Start of PROVIDED INFORMATION

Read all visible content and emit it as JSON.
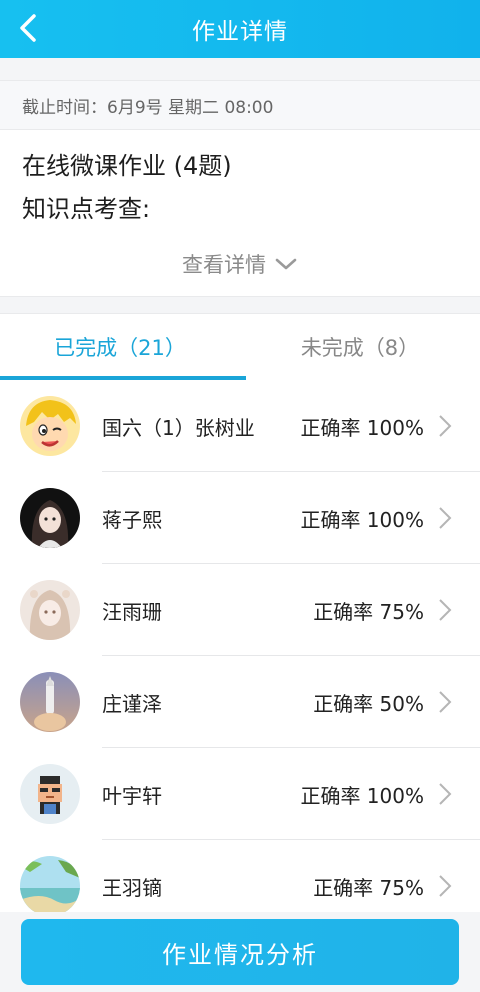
{
  "header": {
    "title": "作业详情",
    "back_icon": "chevron-left-icon"
  },
  "deadline": {
    "text": "截止时间：6月9号 星期二 08:00"
  },
  "assignment": {
    "title": "在线微课作业 (4题)",
    "knowledge_label": "知识点考查:",
    "view_detail_label": "查看详情",
    "view_detail_icon": "chevron-down-icon"
  },
  "tabs": [
    {
      "label": "已完成（21）",
      "active": true
    },
    {
      "label": "未完成（8）",
      "active": false
    }
  ],
  "students": [
    {
      "name": "国六（1）张树业",
      "accuracy": "正确率 100%",
      "avatar": "cartoon-face-avatar"
    },
    {
      "name": "蒋子熙",
      "accuracy": "正确率 100%",
      "avatar": "anime-girl-avatar"
    },
    {
      "name": "汪雨珊",
      "accuracy": "正确率 75%",
      "avatar": "anime-girl-light-avatar"
    },
    {
      "name": "庄谨泽",
      "accuracy": "正确率 50%",
      "avatar": "rocket-avatar"
    },
    {
      "name": "叶宇轩",
      "accuracy": "正确率 100%",
      "avatar": "pixel-character-avatar"
    },
    {
      "name": "王羽镝",
      "accuracy": "正确率 75%",
      "avatar": "landscape-avatar"
    }
  ],
  "footer": {
    "analyze_button_label": "作业情况分析"
  },
  "colors": {
    "accent": "#1aa5d8",
    "header": "#17c0f0"
  }
}
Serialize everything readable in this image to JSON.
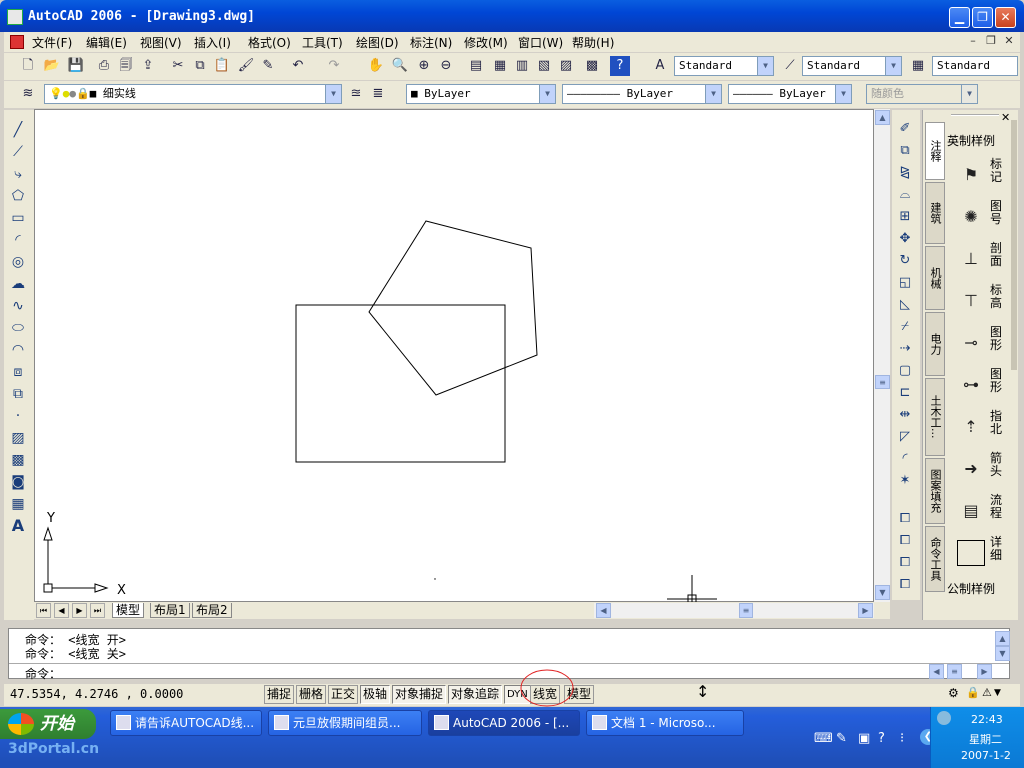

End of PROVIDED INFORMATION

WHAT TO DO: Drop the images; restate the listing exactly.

RESPONSE TO THE EXERCISE:
Read all visible content and emit it as JSON.
{
  "header": {
    "title": "作业详情",
    "back_icon": "chevron-left-icon"
  },
  "deadline": {
    "text": "截止时间：6月9号 星期二 08:00"
  },
  "assignment": {
    "title": "在线微课作业 (4题)",
    "knowledge_label": "知识点考查:",
    "view_detail_label": "查看详情",
    "view_detail_icon": "chevron-down-icon"
  },
  "tabs": [
    {
      "label": "已完成（21）",
      "active": true
    },
    {
      "label": "未完成（8）",
      "active": false
    }
  ],
  "students": [
    {
      "name": "国六（1）张树业",
      "accuracy": "正确率 100%",
      "avatar": "cartoon-face-avatar"
    },
    {
      "name": "蒋子熙",
      "accuracy": "正确率 100%",
      "avatar": "anime-girl-avatar"
    },
    {
      "name": "汪雨珊",
      "accuracy": "正确率 75%",
      "avatar": "anime-girl-light-avatar"
    },
    {
      "name": "庄谨泽",
      "accuracy": "正确率 50%",
      "avatar": "rocket-avatar"
    },
    {
      "name": "叶宇轩",
      "accuracy": "正确率 100%",
      "avatar": "pixel-character-avatar"
    },
    {
      "name": "王羽镝",
      "accuracy": "正确率 75%",
      "avatar": "landscape-avatar"
    }
  ],
  "footer": {
    "analyze_button_label": "作业情况分析"
  },
  "colors": {
    "accent": "#1aa5d8",
    "header": "#17c0f0"
  }
}
Serialize everything readable in this image to JSON.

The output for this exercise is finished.